> **INSTRUCTIONS FOR THE TASK**: Copy every entry exactly as given, minus the images.

[App and web page records]
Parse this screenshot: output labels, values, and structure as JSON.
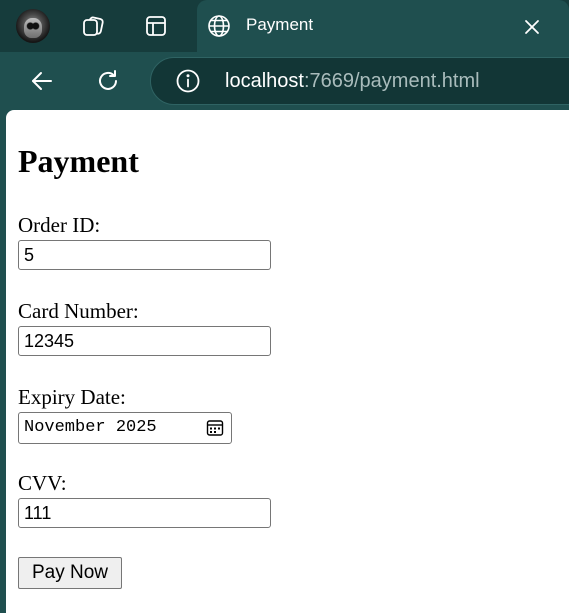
{
  "browser": {
    "tab": {
      "title": "Payment"
    },
    "address": {
      "host": "localhost",
      "rest": ":7669/payment.html"
    }
  },
  "page": {
    "heading": "Payment",
    "fields": {
      "order_id": {
        "label": "Order ID:",
        "value": "5"
      },
      "card_number": {
        "label": "Card Number:",
        "value": "12345"
      },
      "expiry": {
        "label": "Expiry Date:",
        "value": "November 2025"
      },
      "cvv": {
        "label": "CVV:",
        "value": "111"
      }
    },
    "submit_label": "Pay Now"
  },
  "icons": {
    "profile": "profile-avatar",
    "workspaces": "workspaces-icon",
    "tab_actions": "tab-actions-icon",
    "tab_favicon": "globe-icon",
    "close": "close-icon",
    "back": "back-arrow-icon",
    "reload": "reload-icon",
    "site_info": "info-icon",
    "calendar": "calendar-icon"
  },
  "colors": {
    "frame": "#163c3c",
    "toolbar": "#1f4f4f",
    "page_bg": "#ffffff",
    "button_bg": "#efefef"
  }
}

> **EXERCISE SOLUTION**:
Parse this screenshot: output labels, values, and structure as JSON.
{
  "browser": {
    "tab": {
      "title": "Payment"
    },
    "address": {
      "host": "localhost",
      "rest": ":7669/payment.html"
    }
  },
  "page": {
    "heading": "Payment",
    "fields": {
      "order_id": {
        "label": "Order ID:",
        "value": "5"
      },
      "card_number": {
        "label": "Card Number:",
        "value": "12345"
      },
      "expiry": {
        "label": "Expiry Date:",
        "value": "November 2025"
      },
      "cvv": {
        "label": "CVV:",
        "value": "111"
      }
    },
    "submit_label": "Pay Now"
  },
  "icons": {
    "profile": "profile-avatar",
    "workspaces": "workspaces-icon",
    "tab_actions": "tab-actions-icon",
    "tab_favicon": "globe-icon",
    "close": "close-icon",
    "back": "back-arrow-icon",
    "reload": "reload-icon",
    "site_info": "info-icon",
    "calendar": "calendar-icon"
  },
  "colors": {
    "frame": "#163c3c",
    "toolbar": "#1f4f4f",
    "page_bg": "#ffffff",
    "button_bg": "#efefef"
  }
}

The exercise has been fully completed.